For people who have been following the wine industry in BC over the last decade or two, you will notice that some of the more historic wineries and locations are not included in this series. Venerable estates like Summerhill, Cedar Creek, and St. Hubertus, or the “Fab 5 Wineries” east of Kelowna are not included. Neither are the northern wineries like Gray Monk, Arrowleaf, or Larch Hills. There are a few reasons for this and I’d like to address them for the record because I’ve never wanted to deliberately exclude any winery on this podcast/blog and it’s important to me.

Firstly, the Wine Bloggers Conference is coming to Penticton and the wine regions in BC Wine 101 are the ones that are closer to Penticton than anything else. There is a pre-conference excursion that will visit Tantalus and other wineries in that area, but the bulk of the action is going to be focused on these southern Okanagan wine regions. Having been to 2 conferences previously, there is only so far that we can go for an excursion and the organizers have set those limits for a reason.

Secondly, regional representation wasn’t there. The fact is that when I wanted to chat with someone about the wineries of the Similkameen, Okanagan Falls, or any of the featured regions, there were organizations in place to receive those requests. There were people who had been hired or contracted to act on behalf of the wineries in those regions. Did that make a difference to the organizers of the conference? I don’t know, you’d have to ask them. I know that I found it generally quite easy to get interviews and chat about the wine regions.

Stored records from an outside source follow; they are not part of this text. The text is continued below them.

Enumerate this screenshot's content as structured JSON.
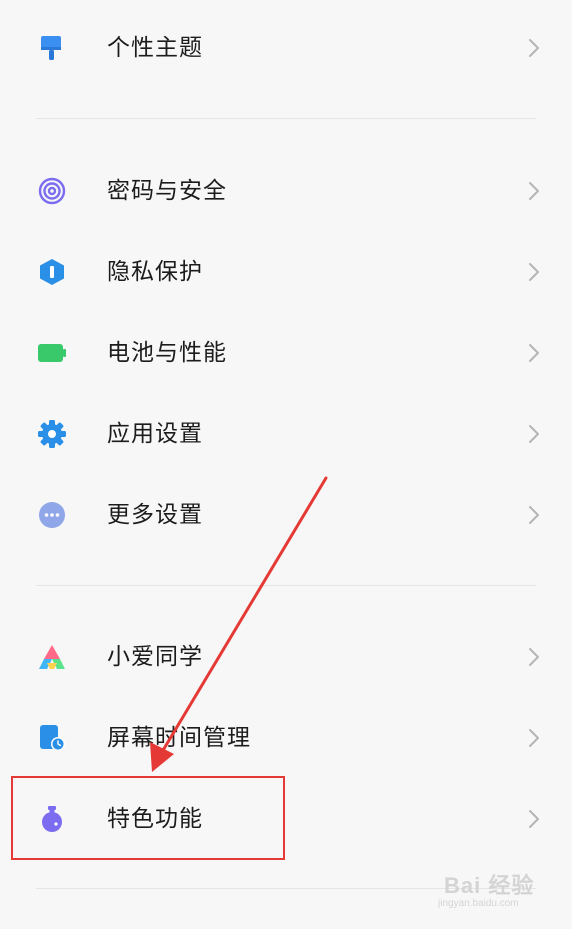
{
  "settings": {
    "items": [
      {
        "label": "个性主题",
        "icon": "paint-brush-icon"
      },
      {
        "label": "密码与安全",
        "icon": "fingerprint-icon"
      },
      {
        "label": "隐私保护",
        "icon": "privacy-shield-icon"
      },
      {
        "label": "电池与性能",
        "icon": "battery-icon"
      },
      {
        "label": "应用设置",
        "icon": "gear-icon"
      },
      {
        "label": "更多设置",
        "icon": "more-dots-icon"
      },
      {
        "label": "小爱同学",
        "icon": "xiaoai-icon"
      },
      {
        "label": "屏幕时间管理",
        "icon": "screen-time-icon"
      },
      {
        "label": "特色功能",
        "icon": "flask-icon"
      }
    ]
  },
  "annotation": {
    "highlight_color": "#e53935"
  },
  "watermark": {
    "main": "Bai 经验",
    "sub": "jingyan.baidu.com"
  },
  "colors": {
    "background": "#f7f7f7",
    "divider": "#e4e4e4",
    "chevron": "#b5b5b5"
  }
}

And thirdly, (and most shocking in a way, especially for people like me who have followed the industry closely for years) the wine industry is no longer centred about Kelowna. The real action is in the south. A quick glance at the Lt. Governor’s Award winners from its decade-long existence will show that the most northern winning winery in 2012 was Thornhaven in Summerland. Maybe it’s just the recent vintages, but earlier awards always had strong showings from Sandhill, Cedar Creek, and other grand estates in the Kelowna area. Maybe that’s a sign of things to come? Who knows?

When I started this series, I was hoping that I would be able to get all of the wineries in the Okanagan represented on record for that they do best. It just wasn’t possible within the small scope (and no budget) of my podcast and that really got me thinking about how this industry has changed. I still want to talk about the wineries on Camp Creek road and the glorious rieslings near Kelowna. I want to chat biodynamics, Leed certification, and Pinot Noir until the cows come home. The story of BC wine really begins with a lot of these properties and I really believe that the story of BC Wine 101 begins here.

But the question of representation remains and not just for media oeno-nerds like me. When the subject of sub-appellations really starts to build (and it will), who will be there to represent the regions that may have some of the most unique terroir out there? My guess is that it will be in the south.